## Work to complete
Collect all lines from the records below that include the word "River".

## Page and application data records
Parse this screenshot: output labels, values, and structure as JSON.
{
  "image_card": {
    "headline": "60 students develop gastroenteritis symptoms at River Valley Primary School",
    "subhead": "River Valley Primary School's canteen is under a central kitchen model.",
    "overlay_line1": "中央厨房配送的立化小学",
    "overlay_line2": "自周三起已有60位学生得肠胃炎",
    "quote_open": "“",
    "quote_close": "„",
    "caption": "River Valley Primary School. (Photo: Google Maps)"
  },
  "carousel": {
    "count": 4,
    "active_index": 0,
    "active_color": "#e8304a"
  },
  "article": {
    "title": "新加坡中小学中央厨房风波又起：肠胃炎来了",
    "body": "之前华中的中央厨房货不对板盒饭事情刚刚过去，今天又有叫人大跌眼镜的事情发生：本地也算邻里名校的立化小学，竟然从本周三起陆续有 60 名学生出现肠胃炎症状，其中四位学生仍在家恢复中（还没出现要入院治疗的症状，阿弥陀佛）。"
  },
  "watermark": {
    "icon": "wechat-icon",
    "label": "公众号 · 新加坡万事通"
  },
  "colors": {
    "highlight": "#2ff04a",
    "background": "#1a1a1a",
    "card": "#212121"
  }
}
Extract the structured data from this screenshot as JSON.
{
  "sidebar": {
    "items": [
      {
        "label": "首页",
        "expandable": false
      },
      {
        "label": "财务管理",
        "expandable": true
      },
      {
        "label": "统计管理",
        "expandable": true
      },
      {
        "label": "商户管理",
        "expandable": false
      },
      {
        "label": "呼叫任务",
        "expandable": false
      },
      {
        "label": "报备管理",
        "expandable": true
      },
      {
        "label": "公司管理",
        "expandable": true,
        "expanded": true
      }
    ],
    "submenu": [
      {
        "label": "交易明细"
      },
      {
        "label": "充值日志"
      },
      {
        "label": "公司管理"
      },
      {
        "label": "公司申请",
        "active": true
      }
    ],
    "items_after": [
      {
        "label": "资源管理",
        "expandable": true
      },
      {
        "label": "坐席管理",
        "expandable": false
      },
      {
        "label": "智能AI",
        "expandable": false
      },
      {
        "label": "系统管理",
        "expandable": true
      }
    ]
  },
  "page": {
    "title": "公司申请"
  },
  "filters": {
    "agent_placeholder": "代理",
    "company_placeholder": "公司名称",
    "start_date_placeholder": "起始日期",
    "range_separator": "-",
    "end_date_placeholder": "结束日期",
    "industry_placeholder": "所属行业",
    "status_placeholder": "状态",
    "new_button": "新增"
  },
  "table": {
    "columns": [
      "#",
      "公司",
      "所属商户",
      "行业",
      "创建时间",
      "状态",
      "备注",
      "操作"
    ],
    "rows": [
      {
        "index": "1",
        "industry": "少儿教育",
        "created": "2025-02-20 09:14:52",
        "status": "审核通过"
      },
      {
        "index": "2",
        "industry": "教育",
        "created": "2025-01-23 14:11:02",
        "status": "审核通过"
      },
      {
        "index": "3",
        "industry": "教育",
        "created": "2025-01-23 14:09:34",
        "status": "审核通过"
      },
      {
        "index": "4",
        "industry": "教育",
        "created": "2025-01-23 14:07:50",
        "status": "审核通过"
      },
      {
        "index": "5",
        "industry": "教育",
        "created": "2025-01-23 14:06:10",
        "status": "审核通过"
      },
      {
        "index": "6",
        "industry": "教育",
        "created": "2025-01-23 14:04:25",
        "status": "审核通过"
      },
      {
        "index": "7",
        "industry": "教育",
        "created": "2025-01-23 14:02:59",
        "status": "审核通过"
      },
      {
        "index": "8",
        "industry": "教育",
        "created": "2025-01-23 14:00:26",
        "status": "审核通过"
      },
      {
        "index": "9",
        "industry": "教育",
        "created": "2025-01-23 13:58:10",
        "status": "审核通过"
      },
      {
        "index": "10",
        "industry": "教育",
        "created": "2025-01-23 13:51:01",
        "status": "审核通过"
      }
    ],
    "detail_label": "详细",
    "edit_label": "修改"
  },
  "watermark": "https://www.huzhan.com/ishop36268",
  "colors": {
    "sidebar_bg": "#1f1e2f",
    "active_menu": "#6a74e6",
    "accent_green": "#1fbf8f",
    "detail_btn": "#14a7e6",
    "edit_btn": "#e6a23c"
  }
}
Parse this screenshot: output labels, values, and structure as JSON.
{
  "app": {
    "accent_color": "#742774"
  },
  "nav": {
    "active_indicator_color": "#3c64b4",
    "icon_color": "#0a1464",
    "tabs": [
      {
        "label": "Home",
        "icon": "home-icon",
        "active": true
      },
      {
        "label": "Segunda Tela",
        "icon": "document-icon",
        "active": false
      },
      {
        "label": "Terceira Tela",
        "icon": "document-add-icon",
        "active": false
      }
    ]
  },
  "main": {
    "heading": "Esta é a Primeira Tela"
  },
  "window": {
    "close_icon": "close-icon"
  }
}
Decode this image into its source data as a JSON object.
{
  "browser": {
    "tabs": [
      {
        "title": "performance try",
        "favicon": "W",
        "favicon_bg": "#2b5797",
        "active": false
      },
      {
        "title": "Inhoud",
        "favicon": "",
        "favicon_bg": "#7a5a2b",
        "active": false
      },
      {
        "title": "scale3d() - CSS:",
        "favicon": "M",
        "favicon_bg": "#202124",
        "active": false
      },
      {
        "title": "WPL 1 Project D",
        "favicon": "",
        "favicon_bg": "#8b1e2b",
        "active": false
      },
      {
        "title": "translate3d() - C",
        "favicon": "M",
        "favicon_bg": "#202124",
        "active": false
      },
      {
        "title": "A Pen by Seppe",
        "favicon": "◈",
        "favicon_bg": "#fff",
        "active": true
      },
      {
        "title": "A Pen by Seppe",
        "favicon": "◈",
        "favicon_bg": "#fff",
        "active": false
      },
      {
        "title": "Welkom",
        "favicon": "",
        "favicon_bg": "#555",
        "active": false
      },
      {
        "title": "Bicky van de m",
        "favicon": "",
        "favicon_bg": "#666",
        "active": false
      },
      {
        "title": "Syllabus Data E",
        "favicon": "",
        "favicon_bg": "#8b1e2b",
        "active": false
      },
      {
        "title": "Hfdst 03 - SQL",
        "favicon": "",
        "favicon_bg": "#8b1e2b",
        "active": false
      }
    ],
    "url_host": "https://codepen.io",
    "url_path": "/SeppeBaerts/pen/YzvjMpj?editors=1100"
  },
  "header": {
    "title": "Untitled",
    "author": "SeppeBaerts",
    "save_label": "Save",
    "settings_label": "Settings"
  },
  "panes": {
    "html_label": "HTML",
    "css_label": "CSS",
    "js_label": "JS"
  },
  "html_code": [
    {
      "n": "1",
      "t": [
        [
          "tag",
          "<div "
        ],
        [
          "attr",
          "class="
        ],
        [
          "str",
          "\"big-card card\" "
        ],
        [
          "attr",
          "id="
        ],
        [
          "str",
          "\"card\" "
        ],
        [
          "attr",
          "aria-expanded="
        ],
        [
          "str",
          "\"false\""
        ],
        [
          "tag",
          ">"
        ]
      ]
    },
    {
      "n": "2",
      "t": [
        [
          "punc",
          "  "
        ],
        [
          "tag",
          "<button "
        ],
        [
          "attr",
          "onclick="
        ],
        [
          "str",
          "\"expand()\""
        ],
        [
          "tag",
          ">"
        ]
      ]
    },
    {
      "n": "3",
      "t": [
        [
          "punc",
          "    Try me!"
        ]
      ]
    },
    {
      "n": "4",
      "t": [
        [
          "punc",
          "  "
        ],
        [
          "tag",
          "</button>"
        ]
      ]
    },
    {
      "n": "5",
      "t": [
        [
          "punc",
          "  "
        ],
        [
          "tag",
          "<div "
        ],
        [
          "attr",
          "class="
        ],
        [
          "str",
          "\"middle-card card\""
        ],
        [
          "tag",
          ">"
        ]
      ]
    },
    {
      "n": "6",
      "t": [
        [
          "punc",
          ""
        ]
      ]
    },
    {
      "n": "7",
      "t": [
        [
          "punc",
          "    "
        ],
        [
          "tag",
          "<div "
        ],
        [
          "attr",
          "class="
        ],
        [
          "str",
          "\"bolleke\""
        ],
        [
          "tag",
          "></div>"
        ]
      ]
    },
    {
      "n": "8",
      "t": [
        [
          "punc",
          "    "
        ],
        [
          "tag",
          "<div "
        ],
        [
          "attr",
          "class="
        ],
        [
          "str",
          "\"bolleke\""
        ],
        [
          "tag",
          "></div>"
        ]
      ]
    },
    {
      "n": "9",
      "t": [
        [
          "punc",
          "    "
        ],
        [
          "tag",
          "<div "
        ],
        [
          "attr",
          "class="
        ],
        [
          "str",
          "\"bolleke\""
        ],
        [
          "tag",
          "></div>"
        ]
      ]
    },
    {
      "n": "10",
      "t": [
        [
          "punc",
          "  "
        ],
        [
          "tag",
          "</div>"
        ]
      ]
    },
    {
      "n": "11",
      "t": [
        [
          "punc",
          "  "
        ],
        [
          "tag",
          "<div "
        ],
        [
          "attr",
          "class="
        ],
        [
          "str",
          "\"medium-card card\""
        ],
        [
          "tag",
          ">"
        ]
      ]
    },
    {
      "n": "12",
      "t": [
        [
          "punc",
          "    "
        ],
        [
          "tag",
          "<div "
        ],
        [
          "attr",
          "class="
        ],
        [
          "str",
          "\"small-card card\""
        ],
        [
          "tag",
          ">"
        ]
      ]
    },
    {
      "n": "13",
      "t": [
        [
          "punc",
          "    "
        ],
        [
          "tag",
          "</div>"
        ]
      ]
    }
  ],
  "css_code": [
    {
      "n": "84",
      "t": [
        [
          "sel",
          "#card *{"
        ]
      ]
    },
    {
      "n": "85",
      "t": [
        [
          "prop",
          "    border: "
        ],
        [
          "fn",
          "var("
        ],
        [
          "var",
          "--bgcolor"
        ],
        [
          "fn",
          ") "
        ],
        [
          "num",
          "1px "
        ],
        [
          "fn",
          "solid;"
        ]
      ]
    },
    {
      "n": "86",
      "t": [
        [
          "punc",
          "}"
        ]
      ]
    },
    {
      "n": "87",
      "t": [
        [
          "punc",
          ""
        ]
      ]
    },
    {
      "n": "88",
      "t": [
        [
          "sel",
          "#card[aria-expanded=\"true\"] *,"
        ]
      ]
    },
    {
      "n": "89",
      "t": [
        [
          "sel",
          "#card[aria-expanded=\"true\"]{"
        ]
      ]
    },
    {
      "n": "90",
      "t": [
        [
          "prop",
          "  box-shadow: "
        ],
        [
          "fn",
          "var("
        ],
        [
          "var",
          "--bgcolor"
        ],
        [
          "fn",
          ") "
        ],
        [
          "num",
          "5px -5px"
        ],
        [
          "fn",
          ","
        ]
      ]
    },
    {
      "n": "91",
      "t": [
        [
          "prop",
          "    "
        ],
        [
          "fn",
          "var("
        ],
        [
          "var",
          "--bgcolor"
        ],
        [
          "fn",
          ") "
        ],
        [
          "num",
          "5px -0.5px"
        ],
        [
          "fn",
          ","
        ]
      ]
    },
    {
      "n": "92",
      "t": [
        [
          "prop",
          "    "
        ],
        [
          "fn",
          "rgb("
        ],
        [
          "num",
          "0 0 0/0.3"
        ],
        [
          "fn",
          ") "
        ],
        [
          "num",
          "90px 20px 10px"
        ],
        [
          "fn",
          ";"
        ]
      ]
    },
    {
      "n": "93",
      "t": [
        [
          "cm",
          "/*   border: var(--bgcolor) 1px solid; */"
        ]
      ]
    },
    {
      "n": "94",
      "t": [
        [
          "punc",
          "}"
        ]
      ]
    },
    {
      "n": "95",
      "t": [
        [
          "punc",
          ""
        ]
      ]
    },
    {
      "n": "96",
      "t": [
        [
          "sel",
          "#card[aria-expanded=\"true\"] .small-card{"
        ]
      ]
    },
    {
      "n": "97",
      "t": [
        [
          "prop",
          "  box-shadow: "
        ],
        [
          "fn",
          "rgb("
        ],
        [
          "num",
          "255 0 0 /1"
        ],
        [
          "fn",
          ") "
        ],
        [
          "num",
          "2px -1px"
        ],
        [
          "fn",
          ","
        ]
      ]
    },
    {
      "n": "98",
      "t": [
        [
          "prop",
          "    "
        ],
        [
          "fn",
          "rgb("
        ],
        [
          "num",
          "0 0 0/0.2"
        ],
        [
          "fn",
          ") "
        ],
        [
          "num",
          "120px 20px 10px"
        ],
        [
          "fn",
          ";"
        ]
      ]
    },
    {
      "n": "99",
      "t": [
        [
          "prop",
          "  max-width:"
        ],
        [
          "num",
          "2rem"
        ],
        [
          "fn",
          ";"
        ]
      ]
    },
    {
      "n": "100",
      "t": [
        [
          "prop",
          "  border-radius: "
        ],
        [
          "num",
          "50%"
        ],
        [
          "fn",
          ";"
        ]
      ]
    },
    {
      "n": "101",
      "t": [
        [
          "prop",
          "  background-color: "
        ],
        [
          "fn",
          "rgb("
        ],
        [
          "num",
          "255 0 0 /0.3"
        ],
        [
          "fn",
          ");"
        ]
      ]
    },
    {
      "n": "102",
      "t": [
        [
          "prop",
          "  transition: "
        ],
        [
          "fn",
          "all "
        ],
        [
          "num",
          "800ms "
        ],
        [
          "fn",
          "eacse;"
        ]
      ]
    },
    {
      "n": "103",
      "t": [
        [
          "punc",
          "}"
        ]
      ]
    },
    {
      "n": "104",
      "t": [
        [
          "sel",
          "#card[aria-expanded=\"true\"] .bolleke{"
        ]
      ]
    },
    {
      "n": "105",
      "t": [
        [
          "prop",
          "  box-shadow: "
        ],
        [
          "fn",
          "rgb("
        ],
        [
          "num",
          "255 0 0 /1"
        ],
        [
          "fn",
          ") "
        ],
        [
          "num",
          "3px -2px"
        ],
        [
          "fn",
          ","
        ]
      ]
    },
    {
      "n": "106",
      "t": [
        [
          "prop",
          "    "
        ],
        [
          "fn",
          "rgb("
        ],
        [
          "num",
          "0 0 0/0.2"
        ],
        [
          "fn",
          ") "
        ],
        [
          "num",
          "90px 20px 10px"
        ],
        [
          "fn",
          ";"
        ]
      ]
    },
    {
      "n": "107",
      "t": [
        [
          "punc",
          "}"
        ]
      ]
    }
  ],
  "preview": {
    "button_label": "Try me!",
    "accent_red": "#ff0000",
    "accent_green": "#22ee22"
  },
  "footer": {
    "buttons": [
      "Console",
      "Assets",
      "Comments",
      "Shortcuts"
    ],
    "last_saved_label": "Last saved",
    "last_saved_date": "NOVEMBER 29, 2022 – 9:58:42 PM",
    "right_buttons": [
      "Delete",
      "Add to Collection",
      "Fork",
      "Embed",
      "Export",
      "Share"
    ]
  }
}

## Output of the task
    "headline": "60 students develop gastroenteritis symptoms at River Valley Primary School",
    "subhead": "River Valley Primary School's canteen is under a central kitchen model.",
    "caption": "River Valley Primary School. (Photo: Google Maps)"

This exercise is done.